“Routing drainage tiles into wetlands isn’t possible everywhere,” said Schilling, “but there are many places in Iowa where we have restorable oxbows with drainage tiles in close proximity.”
Impacts on fish
There have been many oxbow restorations already in Iowa, so the idea isn’t brand new, according to Clay Pierce, assistant leader for the US Geological Survey’s Cooperative Fish and Wildlife Unit and adjunct professor of natural resource ecology and management at Iowa State. He has been helping document the status of Topeka shiners in Iowa, which has been slowly improving as oxbows are being restored. Now Pierce is working with two ISU graduate students to assess how piping farm drainage tiles into oxbows might impact the quality and type of their fish habitat.
“My hypothesis is that it won’t make much difference for the species we’re most concerned with,” said Pierce. “They are used to conditions we usually think of as inhospitable. But there will be added nutrients, and the tile drainage will also provide a more stable water supply. If water levels in these normally intermittent wetlands increase to the point that they become stable habitat for game fish, it is conceivable they won’t be the best place for tasty small minnows like the Topeka shiner.”
Another option for landowners
Adding “multi-purpose oxbows” to the Iowa Nutrient Reduction Strategy's
menu of conservation options took time. The INRS science team reviewed the emerging research by Schilling and others for two years before concluding that multi-purpose oxbows -- those designed to both provide habitat and reduce nitrate loads delivered by tile drainage – are an effective practice for agricultural water quality improvement. Blind inlets
and saturated riparian buffers
are the only other practices that have been added to the strategy since it was adopted in 2012.
Karen Wilke, Iowa freshwater specialist and Boone River project director for The Nature Conservancy, is excited about this new tool for landowners. She has been facilitating oxbow restoration effort in Iowa since the beginning, working as “boots on the ground” to help coordinate contacts with landowners, line up permits when needed, and oversee contracts and restorations.
“One thing we have learned,” she said, “is that once an oxbow is restored, farmers often really enjoy having this feature on their land.”
Corey McKinney, an Iowa Soybean Association natural resource specialist involved in the oxbow restorations, has had many positive responses from farmers.
“ISA’s role in this partnership has been to support adding more conservation practices into working landscapes in ways that don’t hurt production," he said. "Oxbows fall into this perfectly, as they are in wet, usually rough areas that are a hassle to farm and aren’t very productive. The oxbow restorations also can have other benefits, like providing some flood storage, especially when there are more of them in a watershed.”

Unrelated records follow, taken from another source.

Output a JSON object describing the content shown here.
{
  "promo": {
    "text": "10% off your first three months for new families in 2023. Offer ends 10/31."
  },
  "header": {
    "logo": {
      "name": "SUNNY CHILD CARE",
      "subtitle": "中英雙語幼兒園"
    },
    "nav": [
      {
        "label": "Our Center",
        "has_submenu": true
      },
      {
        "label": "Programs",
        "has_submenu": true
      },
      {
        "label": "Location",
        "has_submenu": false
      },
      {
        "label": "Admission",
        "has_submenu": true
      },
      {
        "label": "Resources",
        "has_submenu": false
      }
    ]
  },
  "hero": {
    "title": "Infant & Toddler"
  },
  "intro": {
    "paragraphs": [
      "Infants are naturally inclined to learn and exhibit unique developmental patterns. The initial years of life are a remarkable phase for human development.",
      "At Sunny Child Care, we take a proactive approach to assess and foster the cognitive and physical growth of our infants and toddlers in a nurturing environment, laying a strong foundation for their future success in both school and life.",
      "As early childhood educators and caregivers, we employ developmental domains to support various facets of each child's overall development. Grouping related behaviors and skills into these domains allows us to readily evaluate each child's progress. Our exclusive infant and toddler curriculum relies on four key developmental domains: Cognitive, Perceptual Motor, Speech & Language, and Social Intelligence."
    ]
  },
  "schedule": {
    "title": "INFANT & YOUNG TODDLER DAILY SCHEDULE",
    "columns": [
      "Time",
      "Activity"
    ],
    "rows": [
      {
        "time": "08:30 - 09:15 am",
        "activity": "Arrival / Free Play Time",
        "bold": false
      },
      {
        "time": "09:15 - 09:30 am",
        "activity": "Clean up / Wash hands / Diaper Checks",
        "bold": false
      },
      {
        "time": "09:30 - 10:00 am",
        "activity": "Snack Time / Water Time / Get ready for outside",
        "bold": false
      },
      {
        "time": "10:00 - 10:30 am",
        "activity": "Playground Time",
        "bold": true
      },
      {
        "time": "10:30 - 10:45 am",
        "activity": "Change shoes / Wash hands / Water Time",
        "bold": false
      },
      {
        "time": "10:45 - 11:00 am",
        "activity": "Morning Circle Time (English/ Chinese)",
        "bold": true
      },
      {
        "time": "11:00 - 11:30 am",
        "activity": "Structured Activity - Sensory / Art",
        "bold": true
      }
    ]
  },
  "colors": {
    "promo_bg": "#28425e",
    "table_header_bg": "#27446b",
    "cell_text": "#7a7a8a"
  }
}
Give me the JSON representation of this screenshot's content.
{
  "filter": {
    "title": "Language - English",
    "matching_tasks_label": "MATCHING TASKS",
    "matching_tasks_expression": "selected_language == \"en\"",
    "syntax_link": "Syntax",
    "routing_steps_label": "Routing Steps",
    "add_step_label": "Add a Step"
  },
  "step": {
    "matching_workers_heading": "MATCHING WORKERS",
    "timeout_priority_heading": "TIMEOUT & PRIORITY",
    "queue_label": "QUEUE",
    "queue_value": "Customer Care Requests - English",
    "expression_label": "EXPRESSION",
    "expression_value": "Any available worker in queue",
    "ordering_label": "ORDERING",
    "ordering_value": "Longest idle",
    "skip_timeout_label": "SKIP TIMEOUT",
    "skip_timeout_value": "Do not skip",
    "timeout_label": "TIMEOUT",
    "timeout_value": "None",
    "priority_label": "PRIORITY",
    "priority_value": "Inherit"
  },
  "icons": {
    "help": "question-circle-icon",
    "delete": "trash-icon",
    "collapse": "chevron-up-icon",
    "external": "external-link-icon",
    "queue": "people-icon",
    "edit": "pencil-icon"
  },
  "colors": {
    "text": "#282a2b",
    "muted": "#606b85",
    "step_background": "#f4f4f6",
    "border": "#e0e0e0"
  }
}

“If we can just set these spots aside at little or no cost to farmers, it is an ideal way to ‘stack’ conservation practices for multiple benefits,” said McKinney.
Costs to restore an oxbow vary widely and compare to installing a bioreactor or other edge-of-field nutrient reduction practices. Funding for restorations so far has come from the Sand County Foundation, Syngenta, and the Fishers and Farmers Partnership for the Boone Watershed, with a focus on habitat improvement. Cost-share through the USDA’s Environmental Quality Incentives Program
can often be used to help cover expenses, though Wilke says the practice criteria need to be updated for multi-purpose oxbow restorations. Wilke and McKinney are working with conservation program managers to make these changes.
“Making oxbow restoration an approved practice in the Iowa Nutrient Reduction Strategy is going to open doors and bring new options for landowners through federal and state water quality programs,” said McKinney. “It also increases awareness about oxbows among conservation program staff who can help promote them for the many benefits they provide.”
Source : iastate.edu